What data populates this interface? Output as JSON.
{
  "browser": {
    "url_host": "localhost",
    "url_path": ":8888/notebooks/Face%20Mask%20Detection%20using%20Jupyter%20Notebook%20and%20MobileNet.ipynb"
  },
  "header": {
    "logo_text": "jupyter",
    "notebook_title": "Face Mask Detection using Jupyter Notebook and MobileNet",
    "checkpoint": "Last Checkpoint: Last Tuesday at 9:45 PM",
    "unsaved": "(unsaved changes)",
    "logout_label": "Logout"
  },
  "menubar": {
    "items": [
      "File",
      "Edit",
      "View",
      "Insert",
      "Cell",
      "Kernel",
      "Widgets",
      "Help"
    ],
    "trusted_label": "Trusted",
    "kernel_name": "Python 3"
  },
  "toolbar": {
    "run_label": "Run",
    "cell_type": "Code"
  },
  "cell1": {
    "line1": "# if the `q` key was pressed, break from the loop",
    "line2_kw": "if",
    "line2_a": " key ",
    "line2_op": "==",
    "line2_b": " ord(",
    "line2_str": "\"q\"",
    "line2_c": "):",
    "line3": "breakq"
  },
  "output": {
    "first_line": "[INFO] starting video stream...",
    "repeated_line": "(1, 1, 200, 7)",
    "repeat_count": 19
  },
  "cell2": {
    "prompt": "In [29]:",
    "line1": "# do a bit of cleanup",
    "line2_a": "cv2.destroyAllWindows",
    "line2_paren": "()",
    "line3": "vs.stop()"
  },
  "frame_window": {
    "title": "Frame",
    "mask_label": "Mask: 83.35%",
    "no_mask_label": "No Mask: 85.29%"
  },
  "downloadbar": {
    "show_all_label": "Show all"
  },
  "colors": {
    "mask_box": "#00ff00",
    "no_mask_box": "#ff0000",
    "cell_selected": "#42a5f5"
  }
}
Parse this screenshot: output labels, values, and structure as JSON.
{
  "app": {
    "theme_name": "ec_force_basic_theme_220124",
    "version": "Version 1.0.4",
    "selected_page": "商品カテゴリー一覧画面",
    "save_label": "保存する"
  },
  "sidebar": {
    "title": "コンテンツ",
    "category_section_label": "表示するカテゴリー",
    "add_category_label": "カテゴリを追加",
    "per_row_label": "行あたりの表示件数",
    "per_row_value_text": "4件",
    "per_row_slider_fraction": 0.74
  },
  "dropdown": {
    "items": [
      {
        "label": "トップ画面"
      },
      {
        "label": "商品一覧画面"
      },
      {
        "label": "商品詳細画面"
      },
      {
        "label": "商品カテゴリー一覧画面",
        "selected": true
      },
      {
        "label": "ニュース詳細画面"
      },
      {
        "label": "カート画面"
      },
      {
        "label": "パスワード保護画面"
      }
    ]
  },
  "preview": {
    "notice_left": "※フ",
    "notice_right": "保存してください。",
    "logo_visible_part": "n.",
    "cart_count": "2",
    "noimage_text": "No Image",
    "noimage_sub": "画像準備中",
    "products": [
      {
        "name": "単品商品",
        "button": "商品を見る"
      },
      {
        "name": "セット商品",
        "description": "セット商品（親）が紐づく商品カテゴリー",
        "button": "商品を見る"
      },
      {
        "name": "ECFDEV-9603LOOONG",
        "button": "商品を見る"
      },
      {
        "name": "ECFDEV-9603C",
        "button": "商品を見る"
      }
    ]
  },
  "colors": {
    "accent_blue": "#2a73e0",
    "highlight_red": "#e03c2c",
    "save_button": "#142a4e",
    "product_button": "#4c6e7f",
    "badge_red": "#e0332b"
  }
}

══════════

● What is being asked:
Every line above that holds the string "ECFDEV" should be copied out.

● Answer to the exercise:
        "name": "ECFDEV-9603LOOONG",
        "name": "ECFDEV-9603C",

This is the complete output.